▸ EXERCISE:
Return, from the lines below, each one that includes the word "series".

Dataset rows for apps and sites
⟨
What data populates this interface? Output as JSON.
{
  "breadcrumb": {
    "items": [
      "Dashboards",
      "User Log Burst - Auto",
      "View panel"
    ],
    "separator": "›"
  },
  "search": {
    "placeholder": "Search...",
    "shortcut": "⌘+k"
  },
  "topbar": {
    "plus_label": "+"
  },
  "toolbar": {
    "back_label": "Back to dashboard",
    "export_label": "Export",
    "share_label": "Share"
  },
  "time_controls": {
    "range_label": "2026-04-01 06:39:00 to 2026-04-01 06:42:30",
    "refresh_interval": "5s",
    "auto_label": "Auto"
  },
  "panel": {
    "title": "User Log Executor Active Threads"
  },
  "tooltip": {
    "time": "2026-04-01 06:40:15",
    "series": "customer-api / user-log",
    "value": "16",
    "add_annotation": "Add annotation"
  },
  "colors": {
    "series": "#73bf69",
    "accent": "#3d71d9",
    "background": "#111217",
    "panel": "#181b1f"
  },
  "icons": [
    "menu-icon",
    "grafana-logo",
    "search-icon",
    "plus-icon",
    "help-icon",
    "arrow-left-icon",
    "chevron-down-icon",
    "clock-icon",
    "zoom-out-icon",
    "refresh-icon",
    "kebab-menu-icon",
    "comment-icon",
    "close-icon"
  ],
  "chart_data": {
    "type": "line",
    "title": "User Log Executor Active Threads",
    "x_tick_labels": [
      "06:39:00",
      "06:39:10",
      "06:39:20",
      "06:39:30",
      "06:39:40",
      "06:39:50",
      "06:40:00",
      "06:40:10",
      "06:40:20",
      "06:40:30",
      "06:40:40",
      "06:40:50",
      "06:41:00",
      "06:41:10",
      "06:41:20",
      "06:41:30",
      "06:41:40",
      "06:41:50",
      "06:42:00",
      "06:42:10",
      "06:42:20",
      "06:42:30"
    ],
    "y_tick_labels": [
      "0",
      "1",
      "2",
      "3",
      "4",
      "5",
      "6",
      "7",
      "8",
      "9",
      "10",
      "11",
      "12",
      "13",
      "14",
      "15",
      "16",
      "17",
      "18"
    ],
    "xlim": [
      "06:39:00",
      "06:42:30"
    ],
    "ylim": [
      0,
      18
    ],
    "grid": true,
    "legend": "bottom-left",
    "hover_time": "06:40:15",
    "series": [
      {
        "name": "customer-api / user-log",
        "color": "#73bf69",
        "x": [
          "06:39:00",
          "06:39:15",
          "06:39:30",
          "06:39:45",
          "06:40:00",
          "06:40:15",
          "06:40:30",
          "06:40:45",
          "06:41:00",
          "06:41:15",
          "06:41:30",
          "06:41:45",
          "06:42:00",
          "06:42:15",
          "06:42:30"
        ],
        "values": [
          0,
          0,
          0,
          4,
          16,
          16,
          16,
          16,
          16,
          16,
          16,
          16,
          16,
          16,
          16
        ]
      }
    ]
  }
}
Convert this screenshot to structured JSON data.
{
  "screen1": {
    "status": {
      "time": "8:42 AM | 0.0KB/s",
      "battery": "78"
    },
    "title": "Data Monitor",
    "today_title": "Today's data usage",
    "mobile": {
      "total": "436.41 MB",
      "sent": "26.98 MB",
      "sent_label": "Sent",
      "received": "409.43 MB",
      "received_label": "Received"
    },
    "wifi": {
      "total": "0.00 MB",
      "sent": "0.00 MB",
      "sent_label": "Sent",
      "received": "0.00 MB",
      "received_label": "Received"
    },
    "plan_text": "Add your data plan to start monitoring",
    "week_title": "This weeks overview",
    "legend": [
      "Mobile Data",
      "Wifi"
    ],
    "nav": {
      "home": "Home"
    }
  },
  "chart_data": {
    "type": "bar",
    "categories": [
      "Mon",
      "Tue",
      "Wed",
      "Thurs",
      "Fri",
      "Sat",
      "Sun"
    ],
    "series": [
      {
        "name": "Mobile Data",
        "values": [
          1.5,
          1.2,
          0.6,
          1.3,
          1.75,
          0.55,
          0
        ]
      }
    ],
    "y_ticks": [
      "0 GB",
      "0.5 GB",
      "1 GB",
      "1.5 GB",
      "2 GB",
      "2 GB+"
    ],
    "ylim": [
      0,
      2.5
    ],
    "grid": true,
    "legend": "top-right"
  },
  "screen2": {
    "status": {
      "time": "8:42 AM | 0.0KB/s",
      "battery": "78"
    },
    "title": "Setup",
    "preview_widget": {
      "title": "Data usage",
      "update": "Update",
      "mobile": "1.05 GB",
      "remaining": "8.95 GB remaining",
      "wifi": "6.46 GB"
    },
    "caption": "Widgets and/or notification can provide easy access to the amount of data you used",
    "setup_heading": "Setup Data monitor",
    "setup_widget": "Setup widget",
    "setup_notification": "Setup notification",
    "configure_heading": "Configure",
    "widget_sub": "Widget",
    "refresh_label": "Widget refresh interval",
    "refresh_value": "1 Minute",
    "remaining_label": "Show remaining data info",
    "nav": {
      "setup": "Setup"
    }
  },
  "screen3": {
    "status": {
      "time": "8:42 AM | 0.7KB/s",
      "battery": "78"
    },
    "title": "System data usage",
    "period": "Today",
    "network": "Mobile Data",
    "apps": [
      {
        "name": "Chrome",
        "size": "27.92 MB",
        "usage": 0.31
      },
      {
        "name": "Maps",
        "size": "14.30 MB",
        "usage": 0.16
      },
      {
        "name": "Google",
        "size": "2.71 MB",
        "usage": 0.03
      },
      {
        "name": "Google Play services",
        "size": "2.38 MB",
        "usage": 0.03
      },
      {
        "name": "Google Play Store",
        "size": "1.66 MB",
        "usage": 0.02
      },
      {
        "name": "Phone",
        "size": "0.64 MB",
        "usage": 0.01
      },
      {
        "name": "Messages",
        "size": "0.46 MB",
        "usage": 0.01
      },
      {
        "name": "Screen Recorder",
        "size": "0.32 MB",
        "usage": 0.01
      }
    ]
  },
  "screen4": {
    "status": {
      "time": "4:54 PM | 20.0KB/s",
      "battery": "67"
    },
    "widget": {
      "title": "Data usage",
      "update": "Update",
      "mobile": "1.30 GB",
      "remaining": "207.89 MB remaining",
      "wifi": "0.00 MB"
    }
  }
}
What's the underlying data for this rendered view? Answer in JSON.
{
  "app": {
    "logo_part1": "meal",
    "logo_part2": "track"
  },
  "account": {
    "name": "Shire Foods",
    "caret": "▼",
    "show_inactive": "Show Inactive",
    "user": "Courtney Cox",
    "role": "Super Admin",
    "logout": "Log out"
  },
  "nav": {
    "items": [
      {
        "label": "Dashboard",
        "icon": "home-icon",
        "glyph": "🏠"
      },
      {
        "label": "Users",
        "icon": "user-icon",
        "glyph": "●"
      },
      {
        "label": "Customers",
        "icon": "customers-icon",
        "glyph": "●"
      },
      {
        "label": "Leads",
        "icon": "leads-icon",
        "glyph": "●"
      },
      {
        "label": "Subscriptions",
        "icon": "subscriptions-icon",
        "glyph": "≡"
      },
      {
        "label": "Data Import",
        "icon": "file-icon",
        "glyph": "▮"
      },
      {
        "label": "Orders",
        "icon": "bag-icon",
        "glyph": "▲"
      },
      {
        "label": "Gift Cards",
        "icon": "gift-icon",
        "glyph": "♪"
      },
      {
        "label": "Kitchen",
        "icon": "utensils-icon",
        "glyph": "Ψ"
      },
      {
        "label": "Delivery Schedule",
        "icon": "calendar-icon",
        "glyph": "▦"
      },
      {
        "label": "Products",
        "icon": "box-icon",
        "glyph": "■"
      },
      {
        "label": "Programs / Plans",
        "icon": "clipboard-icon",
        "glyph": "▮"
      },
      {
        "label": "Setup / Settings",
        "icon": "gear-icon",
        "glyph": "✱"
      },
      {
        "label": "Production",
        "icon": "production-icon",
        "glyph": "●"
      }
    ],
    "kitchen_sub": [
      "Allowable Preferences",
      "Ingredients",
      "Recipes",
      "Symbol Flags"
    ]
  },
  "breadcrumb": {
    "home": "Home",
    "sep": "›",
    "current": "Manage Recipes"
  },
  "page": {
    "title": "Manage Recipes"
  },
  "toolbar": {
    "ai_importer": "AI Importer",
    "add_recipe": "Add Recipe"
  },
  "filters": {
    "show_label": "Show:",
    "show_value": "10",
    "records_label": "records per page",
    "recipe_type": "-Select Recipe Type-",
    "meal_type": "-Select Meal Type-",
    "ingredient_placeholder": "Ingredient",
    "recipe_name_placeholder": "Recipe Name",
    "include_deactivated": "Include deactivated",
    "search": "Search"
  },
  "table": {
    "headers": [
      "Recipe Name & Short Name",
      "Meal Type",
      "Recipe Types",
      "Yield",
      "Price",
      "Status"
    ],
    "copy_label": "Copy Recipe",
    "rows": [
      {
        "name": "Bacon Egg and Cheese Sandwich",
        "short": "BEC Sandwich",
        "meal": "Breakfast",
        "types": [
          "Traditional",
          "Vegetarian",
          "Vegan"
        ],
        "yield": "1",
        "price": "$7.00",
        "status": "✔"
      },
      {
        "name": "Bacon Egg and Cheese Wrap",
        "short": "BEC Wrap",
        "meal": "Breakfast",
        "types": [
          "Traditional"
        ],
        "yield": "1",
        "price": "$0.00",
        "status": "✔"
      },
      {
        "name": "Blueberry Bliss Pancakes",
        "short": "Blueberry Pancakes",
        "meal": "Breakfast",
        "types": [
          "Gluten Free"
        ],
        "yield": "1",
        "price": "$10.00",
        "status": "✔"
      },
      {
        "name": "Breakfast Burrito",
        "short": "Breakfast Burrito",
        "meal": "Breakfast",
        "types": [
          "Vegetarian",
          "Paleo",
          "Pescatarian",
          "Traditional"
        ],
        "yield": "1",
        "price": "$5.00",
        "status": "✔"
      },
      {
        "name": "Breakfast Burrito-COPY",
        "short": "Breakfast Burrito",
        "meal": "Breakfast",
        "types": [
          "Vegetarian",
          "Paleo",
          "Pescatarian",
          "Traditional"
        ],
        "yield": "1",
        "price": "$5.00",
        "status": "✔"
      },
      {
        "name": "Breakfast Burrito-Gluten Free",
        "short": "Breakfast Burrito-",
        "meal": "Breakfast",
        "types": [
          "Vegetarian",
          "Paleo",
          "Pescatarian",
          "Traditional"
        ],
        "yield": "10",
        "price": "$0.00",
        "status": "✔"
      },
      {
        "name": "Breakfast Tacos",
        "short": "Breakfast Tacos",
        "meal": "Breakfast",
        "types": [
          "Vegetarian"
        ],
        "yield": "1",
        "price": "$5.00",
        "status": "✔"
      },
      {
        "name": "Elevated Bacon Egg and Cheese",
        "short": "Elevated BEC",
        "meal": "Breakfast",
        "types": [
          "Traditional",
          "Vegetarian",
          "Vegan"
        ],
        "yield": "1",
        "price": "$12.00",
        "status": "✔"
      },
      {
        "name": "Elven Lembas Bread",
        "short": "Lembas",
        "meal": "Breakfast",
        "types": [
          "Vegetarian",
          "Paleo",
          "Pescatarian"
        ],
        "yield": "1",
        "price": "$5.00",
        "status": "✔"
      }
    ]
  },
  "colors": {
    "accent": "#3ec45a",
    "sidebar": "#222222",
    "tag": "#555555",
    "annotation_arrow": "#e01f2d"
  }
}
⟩
▸ TASK OUTPUT:
    "series": "customer-api / user-log",
    "series": "#73bf69",
    "series": [
    "series": [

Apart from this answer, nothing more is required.